Next stop (literally) was the island of Murano, famous for its glassblowing studios (not for manufacturing Nissan automobiles). This canal, Murano’s “main street,” was entirely lined by glass shops (and the occasional restaurant to feed hungry shoppers).

We soon became hungry shoppers ourselves, so we grabbed a canalside table for a picturesque and delicious lunch of cicchetti (small bites, Venice’s version of tapas). I tried sarde en saor (sweet and sour sardines with onions), a dish all the guidebooks called a Venetian specialty (good, but not something I’d feel compelled to order again).

Back on the “mainland,” we followed the advice of our travel guru Rick Steves, who suggests that gondola rides are a cliche worth the splurge. While the half-hour ride seemed to last five minutes, I’d have to agree with Signore Steves; we definitely made some lifelong memories during that short ride. As my father hinted at, watch for these photos in our Christmas card this year.

After a day in which my Fitbit tracked more than 20,000 steps (a personal record), we definitely earned some treats: the second of Molly’s daily gelatos, and a night out for mommy and daddy to enjoy some Italian birra artiginale (craft beer).

Venice Is A-maze(ing)

I called Venice “amazing” yesterday, and I meant it. But I’ve come to realize the double meaning of that word. Venice does amaze, and Venice IS a maze. In fact, I find this city more fascinating for its maze-like alleyways than for its trademark canals.

We’ve been up and down the Grand Canal a few times already, but most of our time so far has been spent exploring Venice on foot. And that means meandering through its network of alleys, in most of which you can touch both sides if you stretch out your arms. And while you can get to where you’re going by following a general direction, it’s nearly impossible to go anywhere without taking a wrong turn or two (or twenty). Just ask my traveling companions.

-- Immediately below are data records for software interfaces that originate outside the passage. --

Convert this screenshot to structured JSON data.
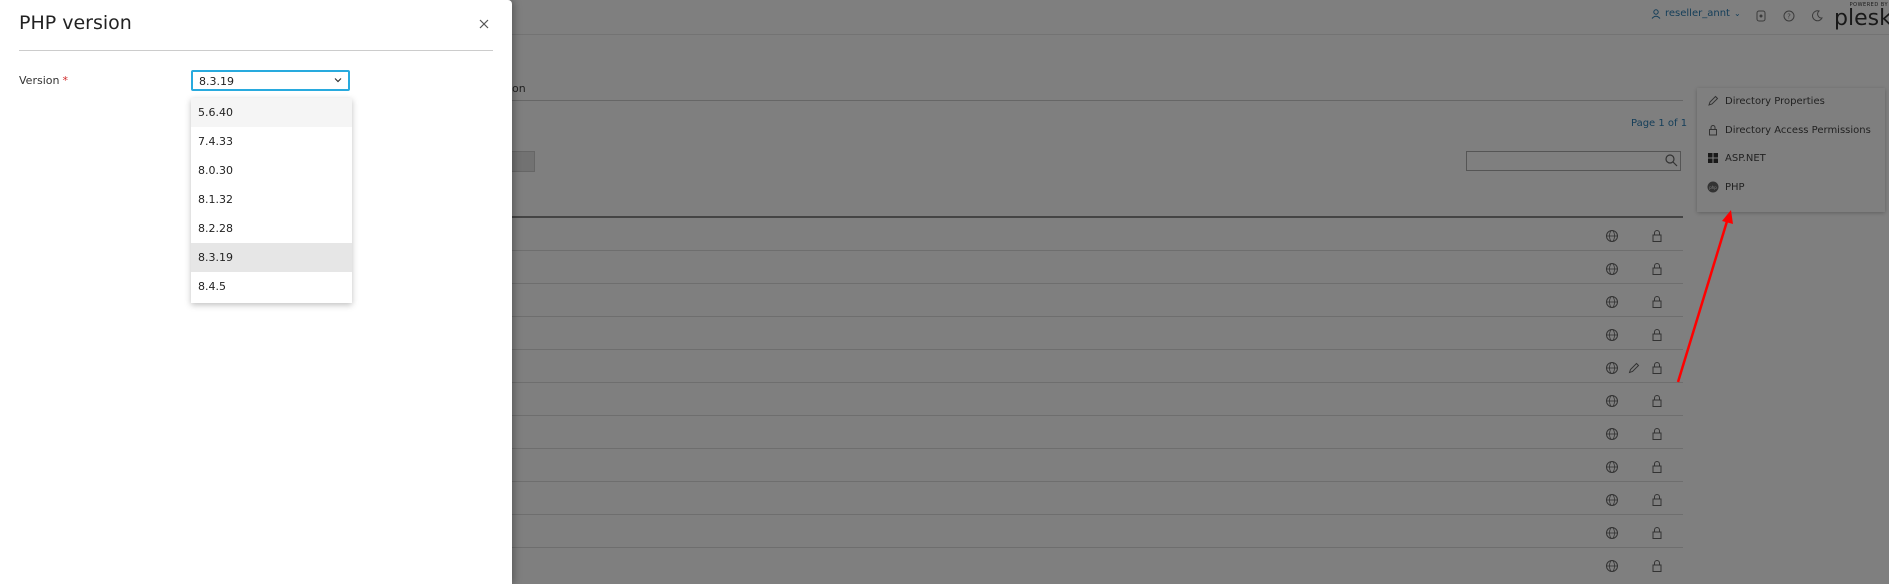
{
  "topbar": {
    "user_label": "reseller_annt",
    "brand_powered": "POWERED BY",
    "brand_name": "plesk"
  },
  "background": {
    "tab_fragment": "ion",
    "pagination": "Page 1 of 1",
    "button_fragment": "e",
    "search_placeholder": ""
  },
  "context_menu": {
    "items": [
      {
        "label": "Directory Properties",
        "icon": "pencil-icon"
      },
      {
        "label": "Directory Access Permissions",
        "icon": "lock-icon"
      },
      {
        "label": "ASP.NET",
        "icon": "windows-icon"
      },
      {
        "label": "PHP",
        "icon": "php-icon"
      }
    ]
  },
  "modal": {
    "title": "PHP version",
    "field_label": "Version",
    "required_mark": "*",
    "selected_value": "8.3.19",
    "options": [
      {
        "label": "5.6.40",
        "state": "hover"
      },
      {
        "label": "7.4.33",
        "state": ""
      },
      {
        "label": "8.0.30",
        "state": ""
      },
      {
        "label": "8.1.32",
        "state": ""
      },
      {
        "label": "8.2.28",
        "state": ""
      },
      {
        "label": "8.3.19",
        "state": "selected"
      },
      {
        "label": "8.4.5",
        "state": ""
      }
    ]
  },
  "colors": {
    "accent": "#28aade",
    "link": "#2a7db3",
    "required": "#d02a2a",
    "annotation_arrow": "#ff0000"
  }
}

And if you’re not paying attention—because your nose is buried in your smartphone, trying to navigate Google Maps, or because it’s dark—you might just end up in the water. More than a few alleys dead end at a canal with no railing, steps or anything else to stop you.

It all adds so much more adventure to a place already full of it.

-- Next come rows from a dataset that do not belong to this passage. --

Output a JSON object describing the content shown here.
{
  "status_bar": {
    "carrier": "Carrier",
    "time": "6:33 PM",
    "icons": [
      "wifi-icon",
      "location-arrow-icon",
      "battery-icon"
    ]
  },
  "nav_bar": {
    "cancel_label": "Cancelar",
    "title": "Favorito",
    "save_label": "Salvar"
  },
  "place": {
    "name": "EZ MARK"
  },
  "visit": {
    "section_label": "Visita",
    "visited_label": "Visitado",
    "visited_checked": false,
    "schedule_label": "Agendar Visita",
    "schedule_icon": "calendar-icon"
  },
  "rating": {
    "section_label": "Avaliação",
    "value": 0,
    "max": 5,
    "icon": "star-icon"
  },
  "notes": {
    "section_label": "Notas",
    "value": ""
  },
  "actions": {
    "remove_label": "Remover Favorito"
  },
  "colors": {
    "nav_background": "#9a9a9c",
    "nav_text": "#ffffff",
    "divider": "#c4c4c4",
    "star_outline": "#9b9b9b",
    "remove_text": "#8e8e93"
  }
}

St. Mark’s Cathedral

Bridge of Sighs

Grand Canal

Venetian model atop Accademia Bridge

Rialto Bridge

Molly explores the Grand Canal via a Rick Steves audio tour

And of course the food and drink odyssey continues.

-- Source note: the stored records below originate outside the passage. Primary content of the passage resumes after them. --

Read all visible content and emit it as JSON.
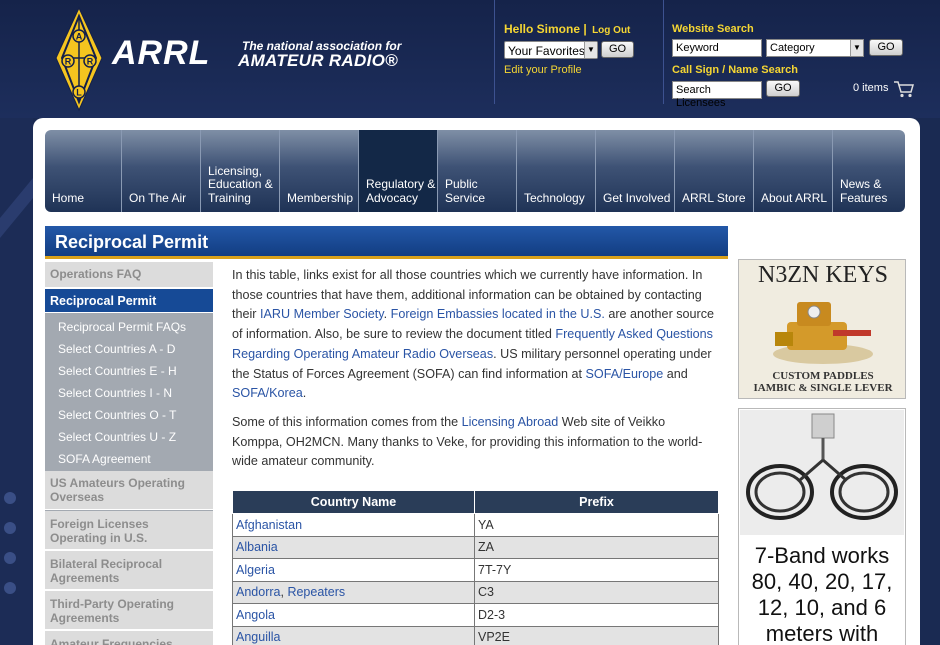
{
  "header": {
    "logo": "ARRL",
    "tagline1": "The national association for",
    "tagline2": "AMATEUR RADIO®",
    "tower_letters": [
      "A",
      "R",
      "R",
      "L"
    ],
    "hello_text": "Hello Simone |",
    "logout_label": "Log Out",
    "favorites_value": "Your Favorites",
    "go_label": "GO",
    "edit_profile_label": "Edit your Profile",
    "website_search_label": "Website Search",
    "keyword_value": "Keyword",
    "category_value": "Category",
    "callsign_label": "Call Sign / Name Search",
    "search_licensees_value": "Search Licensees",
    "cart_text": "0 items"
  },
  "nav": [
    {
      "label": "Home",
      "w": 77
    },
    {
      "label": "On The Air",
      "w": 79
    },
    {
      "label": "Licensing,\nEducation &\nTraining",
      "w": 79
    },
    {
      "label": "Membership",
      "w": 79
    },
    {
      "label": "Regulatory &\nAdvocacy",
      "w": 79,
      "active": true
    },
    {
      "label": "Public\nService",
      "w": 79
    },
    {
      "label": "Technology",
      "w": 79
    },
    {
      "label": "Get Involved",
      "w": 79
    },
    {
      "label": "ARRL Store",
      "w": 79
    },
    {
      "label": "About ARRL",
      "w": 79
    },
    {
      "label": "News &\nFeatures",
      "w": 72
    }
  ],
  "page_title": "Reciprocal Permit",
  "sidebar": {
    "operations_faq": "Operations FAQ",
    "reciprocal_permit": "Reciprocal Permit",
    "sub_items": [
      "Reciprocal Permit FAQs",
      "Select Countries A - D",
      "Select Countries E - H",
      "Select Countries I - N",
      "Select Countries O - T",
      "Select Countries U - Z",
      "SOFA Agreement"
    ],
    "us_amateurs": "US Amateurs Operating Overseas",
    "foreign_licenses": "Foreign Licenses Operating in U.S.",
    "bilateral": "Bilateral Reciprocal Agreements",
    "third_party": "Third-Party Operating Agreements",
    "amateur_freq": "Amateur Frequencies"
  },
  "content": {
    "p1_a": "In this table, links exist for all those countries which we currently have information. In those countries that have them, additional information can be obtained by contacting their ",
    "p1_link1": "IARU Member Society",
    "p1_b": ". ",
    "p1_link2": "Foreign Embassies located in the U.S.",
    "p1_c": " are another source of information. Also, be sure to review the document titled ",
    "p1_link3": "Frequently Asked Questions Regarding Operating Amateur Radio Overseas",
    "p1_d": ". US military personnel operating under the Status of Forces Agreement (SOFA) can find information at ",
    "p1_link4": "SOFA/Europe",
    "p1_e": " and ",
    "p1_link5": "SOFA/Korea",
    "p1_f": ".",
    "p2_a": "Some of this information comes from the ",
    "p2_link": "Licensing Abroad",
    "p2_b": " Web site of Veikko Komppa, OH2MCN. Many thanks to Veke, for providing this information to the world-wide amateur community."
  },
  "table": {
    "headers": [
      "Country Name",
      "Prefix"
    ],
    "rows": [
      {
        "country": "Afghanistan",
        "extra": "",
        "prefix": "YA"
      },
      {
        "country": "Albania",
        "extra": "",
        "prefix": "ZA"
      },
      {
        "country": "Algeria",
        "extra": "",
        "prefix": "7T-7Y"
      },
      {
        "country": "Andorra",
        "extra": "Repeaters",
        "prefix": "C3"
      },
      {
        "country": "Angola",
        "extra": "",
        "prefix": "D2-3"
      },
      {
        "country": "Anguilla",
        "extra": "",
        "prefix": "VP2E"
      }
    ]
  },
  "ads": {
    "ad1_title": "N3ZN KEYS",
    "ad1_line1": "CUSTOM PADDLES",
    "ad1_line2": "IAMBIC & SINGLE LEVER",
    "ad2_text": "7-Band works 80, 40, 20, 17, 12, 10, and 6 meters with"
  },
  "colors": {
    "header_bg": "#1a2a52",
    "accent_yellow": "#f5d633",
    "nav_active": "#132847",
    "title_blue": "#164a96",
    "link": "#2a54a5"
  }
}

Molly’s first gelato

Mommy’s first spritz

More adventures to come tomorrow!

And So It Begins…

We are in Venice, and it really is amazing.

I’m writing this with maybe two or three hours of sleep under my belt from the past day of travel. Molly is in bed, but when I just checked, Cassie—who went in there to put Molly to sleep—was asleep next to her while Molly was still awake. I’ll be there myself as soon as I scratch out this report.

We flew out last night after a stressful couple of days wondering whether the fast and furious “bomb cyclone” that hit Denver would hold us back. But after all that drama, it was just about the most mundane trip possible: no real delays or issues of any kind, despite a short connection in Frankfurt and a series of planes, trains, automobiles and boats to get here. But it was 14 hours of travel, all told, so I won’t call it easy.

The glow from 35,000 feet

The city of Venice is an island, but many people arriving at the airport still take a bus across a causeway to get there. We thought it would be more unique to arrive by boat, though, since watercraft are such an integral part of life in Venice. So instead of walking out of the airport and into a bus, taxi or car, we stepped out and onto a ferry!

While many of the windows were caked with salt, we were still able to glimpse enough of Venice to whet our appetites.

Upon arrival at the Rialto stop, we met our Airbnb host, who kindly walked us to the flat (because otherwise it would have been impossible to find).

The view outside our Airbnb window

After getting settled in, we were sorely tempted to just crash hard, but we made ourselves get out and do some early exploring. And of course eat some uber-fresh pasta.

Now it’s time to lay down my head and sync up with the Venice clock, so we can get out there and count how many of these we can spot:

The winged lion is the symbol of Venice